“You're looking at a guy who has some experience and who knows how to lead a team,” said Pennington. That's the most important thing when you're quarterback. It's not really about stats or anything like that. It's about how do you lead your team. I think he knows how to do it,” the starting QB said. “He has his own style-the California-laid back style. That's his gig, and I think it has worked in the past and it will work again.”
There has been strong talk of the Jets bringing in a veteran QB but Ray hopes he can squash that talk by having a solid preseason. With a shortage of solid veteran QB’s available, it seems the backup job will fall onto Bollinger or Ray’s shoulders. Both will have to be ready in case something happens to Pennington. Ray feels he needs to earn the team’s confidence.
“It comes with playing,” said the QB. You have to get out there in game situations and prove to them that you can move the ball up and down the field and get the job done. That is something you have to earn. You have to get out there and show them that you can be a good player and a confident player.”
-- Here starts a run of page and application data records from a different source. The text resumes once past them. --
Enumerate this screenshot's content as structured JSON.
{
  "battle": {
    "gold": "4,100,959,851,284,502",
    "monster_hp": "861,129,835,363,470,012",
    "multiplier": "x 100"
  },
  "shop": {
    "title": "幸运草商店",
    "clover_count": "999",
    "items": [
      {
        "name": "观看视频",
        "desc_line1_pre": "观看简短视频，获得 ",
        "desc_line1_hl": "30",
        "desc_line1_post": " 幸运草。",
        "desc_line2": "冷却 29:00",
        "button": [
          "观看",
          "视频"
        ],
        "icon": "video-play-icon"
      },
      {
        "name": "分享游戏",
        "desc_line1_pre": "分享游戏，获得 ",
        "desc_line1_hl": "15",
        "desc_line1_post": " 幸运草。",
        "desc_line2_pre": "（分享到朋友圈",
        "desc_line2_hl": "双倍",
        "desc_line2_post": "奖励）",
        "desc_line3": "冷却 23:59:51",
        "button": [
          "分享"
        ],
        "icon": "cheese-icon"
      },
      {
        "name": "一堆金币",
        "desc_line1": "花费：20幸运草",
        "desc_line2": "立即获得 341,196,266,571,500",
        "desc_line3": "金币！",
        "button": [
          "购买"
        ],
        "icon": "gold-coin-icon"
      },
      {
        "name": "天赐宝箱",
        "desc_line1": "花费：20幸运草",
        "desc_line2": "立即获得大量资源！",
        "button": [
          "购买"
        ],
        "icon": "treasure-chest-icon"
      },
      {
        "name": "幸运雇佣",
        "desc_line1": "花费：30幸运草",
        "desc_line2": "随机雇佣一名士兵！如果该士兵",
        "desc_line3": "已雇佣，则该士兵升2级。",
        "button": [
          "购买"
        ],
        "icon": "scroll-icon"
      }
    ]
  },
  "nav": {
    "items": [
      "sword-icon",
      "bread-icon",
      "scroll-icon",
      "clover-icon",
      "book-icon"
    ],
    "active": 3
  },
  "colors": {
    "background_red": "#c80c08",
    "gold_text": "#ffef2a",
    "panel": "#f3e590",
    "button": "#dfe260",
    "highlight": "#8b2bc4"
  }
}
The common answer from players who are making the adjustment to the NFL is how fast it is. Ray said playing in the AFL2 has helped.
“I did play arena football, so I should be used to a quick paced game, that’s playing on a basketball court. You just have to make good decisions, know where your guys are at and anticipate them,” Ray said.
When the Jets face the Colts in preseason on Saturday, Ray will get a significant amount of the snaps at QB. It will be a big test for him after a shaky performance against New Orleans and a good evaluation of where he is at.
Pennington predicts that Ray will be successful.
“With preseason games you have a good chance for success. One, because teams don't really game plan and two, because you are running plays that you are familiar with and you've been doing this stuff for a while now. So I think he’ll feel comfortable. The biggest thing is that if something breaks down because you have young guys in there with you, you just can't get too worried about it, you just have to keep running the team,” Pennington said.
Offensive Coordinator Paul Hackett has seen a lot of quarterbacks in his time. He knows going against the Colts will be a big opportunity for Ray and will be a good evaluation of where Ray is at.
“I think he is realizing this is a golden opportunity that you rarely get your first year in the League,” said Hackett. “Not only to have a chance to practice but also to have a chance to play in a national television game on a Saturday night. Practice is one thing but now he gets a chance to perform against a very fine football team. We will see how he can go.”
Ray hopes to make the transition to the NFL like some former CFL QB’s did. Moon, Garcia and Doug Flutie are a few of the names that come to mind when you think of players who were successful QB’s in the CFL and NFL.
“It’s just a quicker game. There are better athletes on the field. All around, you have the best athletes in the world playing this game so it’s definitely going to be a lot more difficult. But it’s like anything else: you’ve got to rep it and rep it and get more comfortable and make sure you know what you’re doing,” Ray said about the difference between the CFL and NFL.
If he does not succeed with the Jets, Ray said he would consider going back to the CFL. “If it doesn’t work out down here, then that definitely would be a possibility. I enjoyed the two years I played there and I wouldn’t hesitate to go back,” Ray said.
If Ray makes the Jets final roster and becomes successful in the NFL, it will be a happy ending for all.